Vulnerabilities of African female refugees in South Africa : a case study of Albert Park area.

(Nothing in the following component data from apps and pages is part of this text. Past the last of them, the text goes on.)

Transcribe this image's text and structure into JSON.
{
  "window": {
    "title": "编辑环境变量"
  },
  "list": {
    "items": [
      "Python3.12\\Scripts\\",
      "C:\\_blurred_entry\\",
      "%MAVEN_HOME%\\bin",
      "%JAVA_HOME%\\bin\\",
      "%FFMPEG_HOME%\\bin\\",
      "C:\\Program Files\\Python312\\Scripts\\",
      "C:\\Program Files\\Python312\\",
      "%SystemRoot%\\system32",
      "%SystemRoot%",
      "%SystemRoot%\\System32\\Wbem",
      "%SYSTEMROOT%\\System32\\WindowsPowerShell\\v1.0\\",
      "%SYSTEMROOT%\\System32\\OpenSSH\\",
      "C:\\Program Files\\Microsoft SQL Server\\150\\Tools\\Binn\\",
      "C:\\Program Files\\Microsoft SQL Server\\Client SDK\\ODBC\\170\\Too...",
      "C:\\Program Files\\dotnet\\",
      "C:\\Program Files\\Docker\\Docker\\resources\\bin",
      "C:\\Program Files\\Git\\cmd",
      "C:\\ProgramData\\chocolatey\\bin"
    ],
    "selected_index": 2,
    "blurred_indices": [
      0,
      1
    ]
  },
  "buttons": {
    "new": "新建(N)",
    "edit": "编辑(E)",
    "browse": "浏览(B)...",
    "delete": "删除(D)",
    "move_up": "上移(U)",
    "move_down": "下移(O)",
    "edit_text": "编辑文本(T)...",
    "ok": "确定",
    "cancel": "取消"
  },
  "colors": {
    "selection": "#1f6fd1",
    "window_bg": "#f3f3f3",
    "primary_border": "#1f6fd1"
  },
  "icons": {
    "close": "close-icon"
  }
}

The fear of being persecuted has led to thousands of refugee women fleeing their countries of origin to seek safety in South Africa. However, this has proved an elusive aspiration. This dissertation investigates the vulnerabilities of African refugee women in South Africa with specific reference to the Albert Park area in Durban. The objectives of the study were to: understand the life histories of refugee women; evaluate South African refugee policies since 1994; explore the vulnerabilities of refugee women and evaluate government and non-governmental organizations‟ responses to the vulnerabilities of refugee women in the Albert Park area. Structuration and elements of feminism influenced the theoretical framework of the study. Life histories and in-depth interview methods were used to collect primary data. Snowball and purposive sampling methods were used to select participants. The migration of refugee women was mainly caused by conflict and many lost their loved ones, and had also been sexually and physically attacked. During the journey, refugee women were often sexually abused by gangs, truck drivers and border officers. In South Africa, the rights of refugee women were violated as they were denied refugee status permits and their safety and security were not guaranteed. They also faced difficulties in finding accommodation and employment, and could not access government social services, even though this is constitutionally guaranteed. Most female refugees in the Albert Park area have survived through the support of non-governmental organizations such as Refugee Social Service, Lawyers for Human Right and church-based organizations.